Segment Start: Data to examine
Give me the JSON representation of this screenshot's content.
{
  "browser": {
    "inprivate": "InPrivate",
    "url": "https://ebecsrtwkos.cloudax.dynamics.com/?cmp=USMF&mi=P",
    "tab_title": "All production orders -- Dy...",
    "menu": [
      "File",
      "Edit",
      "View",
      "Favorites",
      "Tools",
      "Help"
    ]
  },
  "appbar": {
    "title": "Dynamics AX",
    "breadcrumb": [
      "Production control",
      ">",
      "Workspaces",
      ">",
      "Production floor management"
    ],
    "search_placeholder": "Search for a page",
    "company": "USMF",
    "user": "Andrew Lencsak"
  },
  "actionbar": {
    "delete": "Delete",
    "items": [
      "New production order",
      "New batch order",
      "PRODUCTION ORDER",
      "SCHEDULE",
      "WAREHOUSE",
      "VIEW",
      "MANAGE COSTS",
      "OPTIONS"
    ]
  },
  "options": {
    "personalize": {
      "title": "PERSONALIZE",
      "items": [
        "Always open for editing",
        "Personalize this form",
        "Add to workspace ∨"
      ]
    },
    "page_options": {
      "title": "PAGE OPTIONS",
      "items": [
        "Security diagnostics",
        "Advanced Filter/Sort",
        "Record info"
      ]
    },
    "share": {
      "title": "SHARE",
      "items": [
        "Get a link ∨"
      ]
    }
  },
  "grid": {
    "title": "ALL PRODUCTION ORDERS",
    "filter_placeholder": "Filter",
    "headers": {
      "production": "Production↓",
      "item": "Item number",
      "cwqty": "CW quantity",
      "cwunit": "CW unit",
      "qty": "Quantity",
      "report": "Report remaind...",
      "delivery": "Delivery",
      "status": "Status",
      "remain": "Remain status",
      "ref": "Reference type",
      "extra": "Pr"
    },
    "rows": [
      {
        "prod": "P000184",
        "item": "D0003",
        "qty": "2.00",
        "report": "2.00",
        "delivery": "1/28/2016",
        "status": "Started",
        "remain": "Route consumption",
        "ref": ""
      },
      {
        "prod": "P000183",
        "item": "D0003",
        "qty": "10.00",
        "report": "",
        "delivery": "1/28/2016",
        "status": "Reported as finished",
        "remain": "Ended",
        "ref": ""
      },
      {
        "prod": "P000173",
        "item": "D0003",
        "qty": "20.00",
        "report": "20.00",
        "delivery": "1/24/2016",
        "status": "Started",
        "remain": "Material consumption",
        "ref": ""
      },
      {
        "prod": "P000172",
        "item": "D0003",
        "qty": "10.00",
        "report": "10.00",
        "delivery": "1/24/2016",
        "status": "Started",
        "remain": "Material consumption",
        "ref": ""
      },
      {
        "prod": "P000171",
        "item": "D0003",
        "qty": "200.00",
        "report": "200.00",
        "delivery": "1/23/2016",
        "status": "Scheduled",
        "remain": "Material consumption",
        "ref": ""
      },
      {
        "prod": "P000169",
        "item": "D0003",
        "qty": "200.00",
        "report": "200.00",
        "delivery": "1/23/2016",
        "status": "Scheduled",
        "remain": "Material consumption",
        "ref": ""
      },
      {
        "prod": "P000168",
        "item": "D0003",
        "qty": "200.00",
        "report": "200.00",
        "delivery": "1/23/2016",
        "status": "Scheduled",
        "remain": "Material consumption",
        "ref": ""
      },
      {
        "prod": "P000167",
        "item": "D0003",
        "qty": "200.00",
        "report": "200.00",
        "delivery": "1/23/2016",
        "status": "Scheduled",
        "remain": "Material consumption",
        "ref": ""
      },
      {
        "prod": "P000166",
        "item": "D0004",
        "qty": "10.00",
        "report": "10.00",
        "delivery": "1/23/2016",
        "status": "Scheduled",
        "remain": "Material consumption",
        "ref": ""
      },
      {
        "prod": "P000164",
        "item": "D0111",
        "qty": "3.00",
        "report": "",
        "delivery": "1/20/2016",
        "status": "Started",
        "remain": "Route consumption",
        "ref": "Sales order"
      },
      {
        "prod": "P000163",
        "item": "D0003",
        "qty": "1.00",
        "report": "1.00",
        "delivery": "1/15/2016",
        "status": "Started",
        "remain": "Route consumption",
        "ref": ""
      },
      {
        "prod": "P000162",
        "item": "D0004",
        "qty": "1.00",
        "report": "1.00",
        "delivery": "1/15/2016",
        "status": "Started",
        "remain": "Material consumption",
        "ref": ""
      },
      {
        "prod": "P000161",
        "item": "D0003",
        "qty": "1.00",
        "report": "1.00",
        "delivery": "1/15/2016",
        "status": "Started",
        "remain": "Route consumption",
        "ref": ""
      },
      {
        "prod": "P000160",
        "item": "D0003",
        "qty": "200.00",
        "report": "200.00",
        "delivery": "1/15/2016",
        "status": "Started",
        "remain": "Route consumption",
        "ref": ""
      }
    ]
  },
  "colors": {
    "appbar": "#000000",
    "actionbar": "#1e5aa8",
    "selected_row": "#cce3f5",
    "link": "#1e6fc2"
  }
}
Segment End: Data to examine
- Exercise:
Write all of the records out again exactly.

- Output for this task:
Give me the JSON representation of this screenshot's content.
{
  "browser": {
    "inprivate": "InPrivate",
    "url": "https://ebecsrtwkos.cloudax.dynamics.com/?cmp=USMF&mi=P",
    "tab_title": "All production orders -- Dy...",
    "menu": [
      "File",
      "Edit",
      "View",
      "Favorites",
      "Tools",
      "Help"
    ]
  },
  "appbar": {
    "title": "Dynamics AX",
    "breadcrumb": [
      "Production control",
      ">",
      "Workspaces",
      ">",
      "Production floor management"
    ],
    "search_placeholder": "Search for a page",
    "company": "USMF",
    "user": "Andrew Lencsak"
  },
  "actionbar": {
    "delete": "Delete",
    "items": [
      "New production order",
      "New batch order",
      "PRODUCTION ORDER",
      "SCHEDULE",
      "WAREHOUSE",
      "VIEW",
      "MANAGE COSTS",
      "OPTIONS"
    ]
  },
  "options": {
    "personalize": {
      "title": "PERSONALIZE",
      "items": [
        "Always open for editing",
        "Personalize this form",
        "Add to workspace ∨"
      ]
    },
    "page_options": {
      "title": "PAGE OPTIONS",
      "items": [
        "Security diagnostics",
        "Advanced Filter/Sort",
        "Record info"
      ]
    },
    "share": {
      "title": "SHARE",
      "items": [
        "Get a link ∨"
      ]
    }
  },
  "grid": {
    "title": "ALL PRODUCTION ORDERS",
    "filter_placeholder": "Filter",
    "headers": {
      "production": "Production↓",
      "item": "Item number",
      "cwqty": "CW quantity",
      "cwunit": "CW unit",
      "qty": "Quantity",
      "report": "Report remaind...",
      "delivery": "Delivery",
      "status": "Status",
      "remain": "Remain status",
      "ref": "Reference type",
      "extra": "Pr"
    },
    "rows": [
      {
        "prod": "P000184",
        "item": "D0003",
        "qty": "2.00",
        "report": "2.00",
        "delivery": "1/28/2016",
        "status": "Started",
        "remain": "Route consumption",
        "ref": ""
      },
      {
        "prod": "P000183",
        "item": "D0003",
        "qty": "10.00",
        "report": "",
        "delivery": "1/28/2016",
        "status": "Reported as finished",
        "remain": "Ended",
        "ref": ""
      },
      {
        "prod": "P000173",
        "item": "D0003",
        "qty": "20.00",
        "report": "20.00",
        "delivery": "1/24/2016",
        "status": "Started",
        "remain": "Material consumption",
        "ref": ""
      },
      {
        "prod": "P000172",
        "item": "D0003",
        "qty": "10.00",
        "report": "10.00",
        "delivery": "1/24/2016",
        "status": "Started",
        "remain": "Material consumption",
        "ref": ""
      },
      {
        "prod": "P000171",
        "item": "D0003",
        "qty": "200.00",
        "report": "200.00",
        "delivery": "1/23/2016",
        "status": "Scheduled",
        "remain": "Material consumption",
        "ref": ""
      },
      {
        "prod": "P000169",
        "item": "D0003",
        "qty": "200.00",
        "report": "200.00",
        "delivery": "1/23/2016",
        "status": "Scheduled",
        "remain": "Material consumption",
        "ref": ""
      },
      {
        "prod": "P000168",
        "item": "D0003",
        "qty": "200.00",
        "report": "200.00",
        "delivery": "1/23/2016",
        "status": "Scheduled",
        "remain": "Material consumption",
        "ref": ""
      },
      {
        "prod": "P000167",
        "item": "D0003",
        "qty": "200.00",
        "report": "200.00",
        "delivery": "1/23/2016",
        "status": "Scheduled",
        "remain": "Material consumption",
        "ref": ""
      },
      {
        "prod": "P000166",
        "item": "D0004",
        "qty": "10.00",
        "report": "10.00",
        "delivery": "1/23/2016",
        "status": "Scheduled",
        "remain": "Material consumption",
        "ref": ""
      },
      {
        "prod": "P000164",
        "item": "D0111",
        "qty": "3.00",
        "report": "",
        "delivery": "1/20/2016",
        "status": "Started",
        "remain": "Route consumption",
        "ref": "Sales order"
      },
      {
        "prod": "P000163",
        "item": "D0003",
        "qty": "1.00",
        "report": "1.00",
        "delivery": "1/15/2016",
        "status": "Started",
        "remain": "Route consumption",
        "ref": ""
      },
      {
        "prod": "P000162",
        "item": "D0004",
        "qty": "1.00",
        "report": "1.00",
        "delivery": "1/15/2016",
        "status": "Started",
        "remain": "Material consumption",
        "ref": ""
      },
      {
        "prod": "P000161",
        "item": "D0003",
        "qty": "1.00",
        "report": "1.00",
        "delivery": "1/15/2016",
        "status": "Started",
        "remain": "Route consumption",
        "ref": ""
      },
      {
        "prod": "P000160",
        "item": "D0003",
        "qty": "200.00",
        "report": "200.00",
        "delivery": "1/15/2016",
        "status": "Started",
        "remain": "Route consumption",
        "ref": ""
      }
    ]
  },
  "colors": {
    "appbar": "#000000",
    "actionbar": "#1e5aa8",
    "selected_row": "#cce3f5",
    "link": "#1e6fc2"
  }
}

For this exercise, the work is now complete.